Datastores and Communications Encryption

To maintain the effectiveness of encryption technologies, they must be correctly applied to in-scope transmission channels and systems, and keys must be managed securely. Here again automated security processes continuously check databases, file systems and transmission settings to ensure that encryption is applied and that keys are secure and managed in accordance with policy and SLAs.

The physical security analogy is smart doors, windows and locksets that continuously report on their state and alert users of insecure conditions. This level of technical monitoring and alerting is already deployed in many consumer and business settings. Doors are monitored to make sure that they are closed, and locked, audible alarms are triggered when doors are held open or if unauthorized user credentials are scanned at door readers.

Risk Assessment, Human Controls and Training

The last bucket of controls in both information and physical security contexts is the administrative control set. In SOC 2, human controls are some of the most common offenders in unsuccessful audits, primarily because we are far less consistent and reliable than machines. Security teams have competing priorities and a broad spectrum of responsibilities, so it's easy to miss an SLA training, provision access before policies have been accepted, or fail to complete a disaster recovery test within the required period. The maintenance of administrative controls can be greatly enhanced through system automation simply by reminding staff members what they are supposed to do, when they are supposed to do it, and where they are currently tracking.

Human resource information systems (HRIS) maintain a source of truth for each employee; these systems can be technically integrated through application programming interfaces (APIs) with service providers such as background screening and training organizations. The status of employee background checks, training and policy acceptance is continuously monitored, so if they are not completed within expected timeframes alerts are sent to employees along with managers and compliance teams.

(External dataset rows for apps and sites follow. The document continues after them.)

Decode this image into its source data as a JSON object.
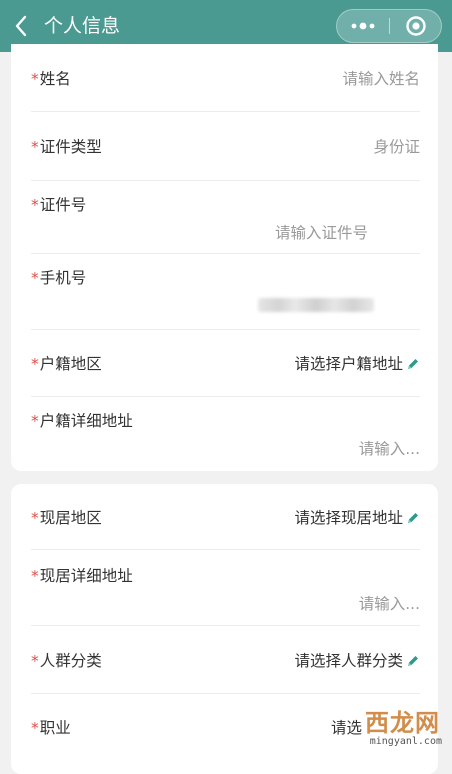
{
  "header": {
    "title": "个人信息",
    "back_icon": "chevron-left-icon",
    "more_icon": "more-dots-icon",
    "close_icon": "target-close-icon",
    "bg_color": "#4a9a92"
  },
  "colors": {
    "required": "#e0504a",
    "placeholder": "#9a9a9a",
    "text": "#333333",
    "pencil": "#2e9a8a"
  },
  "required_mark": "*",
  "section1": [
    {
      "label": "姓名",
      "placeholder": "请输入姓名"
    },
    {
      "label": "证件类型",
      "value": "身份证"
    },
    {
      "label": "证件号",
      "placeholder": "请输入证件号"
    },
    {
      "label": "手机号",
      "value": ""
    },
    {
      "label": "户籍地区",
      "value": "请选择户籍地址"
    },
    {
      "label": "户籍详细地址",
      "placeholder": "请输入..."
    }
  ],
  "section2": [
    {
      "label": "现居地区",
      "value": "请选择现居地址"
    },
    {
      "label": "现居详细地址",
      "placeholder": "请输入..."
    },
    {
      "label": "人群分类",
      "value": "请选择人群分类"
    },
    {
      "label": "职业",
      "value": "请选"
    }
  ],
  "watermark": {
    "logo": "西龙网",
    "url": "mingyanl.com"
  }
}
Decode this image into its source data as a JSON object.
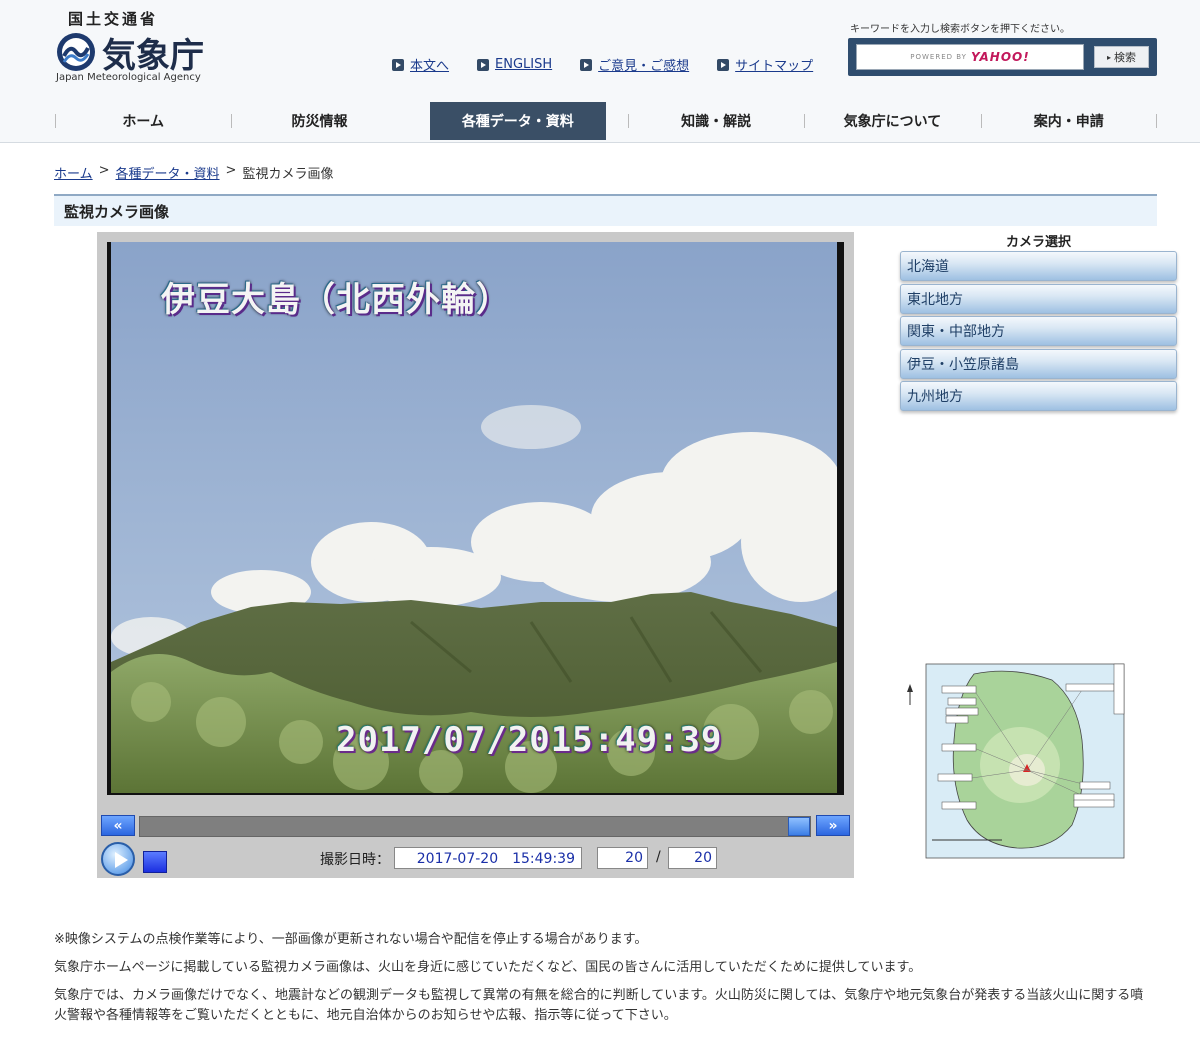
{
  "header": {
    "ministry": "国土交通省",
    "agency_name": "気象庁",
    "agency_en": "Japan Meteorological Agency",
    "util_links": [
      "本文へ",
      "ENGLISH",
      "ご意見・ご感想",
      "サイトマップ"
    ],
    "search": {
      "hint": "キーワードを入力し検索ボタンを押下ください。",
      "powered_by": "POWERED BY",
      "brand": "YAHOO!",
      "button_label": "検索"
    }
  },
  "nav": {
    "items": [
      "ホーム",
      "防災情報",
      "各種データ・資料",
      "知識・解説",
      "気象庁について",
      "案内・申請"
    ],
    "active_index": 2,
    "active_color": "#3a4f66"
  },
  "breadcrumb": {
    "home": "ホーム",
    "data": "各種データ・資料",
    "current": "監視カメラ画像",
    "sep": ">"
  },
  "page_title": "監視カメラ画像",
  "viewer": {
    "camera_label": "伊豆大島（北西外輪）",
    "timestamp_overlay": "2017/07/2015:49:39",
    "prev_icon": "double-left-arrow-icon",
    "next_icon": "double-right-arrow-icon",
    "slider_position": 1.0,
    "shot_label": "撮影日時：",
    "shot_datetime": "2017-07-20　15:49:39",
    "frame_current": "20",
    "frame_sep": "/",
    "frame_total": "20"
  },
  "camera_select": {
    "title": "カメラ選択",
    "regions": [
      "北海道",
      "東北地方",
      "関東・中部地方",
      "伊豆・小笠原諸島",
      "九州地方"
    ]
  },
  "notices": [
    "※映像システムの点検作業等により、一部画像が更新されない場合や配信を停止する場合があります。",
    "気象庁ホームページに掲載している監視カメラ画像は、火山を身近に感じていただくなど、国民の皆さんに活用していただくために提供しています。",
    "気象庁では、カメラ画像だけでなく、地震計などの観測データも監視して異常の有無を総合的に判断しています。火山防災に関しては、気象庁や地元気象台が発表する当該火山に関する噴火警報や各種情報等をご覧いただくとともに、地元自治体からのお知らせや広報、指示等に従って下さい。"
  ]
}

Similarly, automation tools can monitor time-sensitive controls such as the completion of periodic risk assessments and alert teams when they need to be updated. For example, eleven months after the last update to a risk assessment, administrators and compliance teams are notified so they have time to prepare for the next assessment, helping the organization maintain a state of continuous compliance and audit readiness.

Maintaining the security of people, places and systems is challenging and complex. Threats are constantly evolving and changing. The complexity grows as more built environments are digitized and connected to the internet, but that also enables automation to help address challenges and provide the necessary insights and controls.

Security management, monitoring and response processes automation is still novel in some sectors, but it is quickly becoming table stakes for online businesses of all sizes. You no longer have to break the bank or be an IT expert to ensure your company is - and remains - secure and compliant.

About the author: Matt Cooper is a certified Facility Security Officer (FSO) and the Principal of Cybersecurity & Data Privacy at Vanta, an automated security compliance SaaS. In his role, Matt assists customers with audit readiness; working to understand the big picture of what they are trying to achieve; and helping them prepare to meet their SOC 2, ISO, or HIPAA compliance goals. Follow Matt on LinkedIn: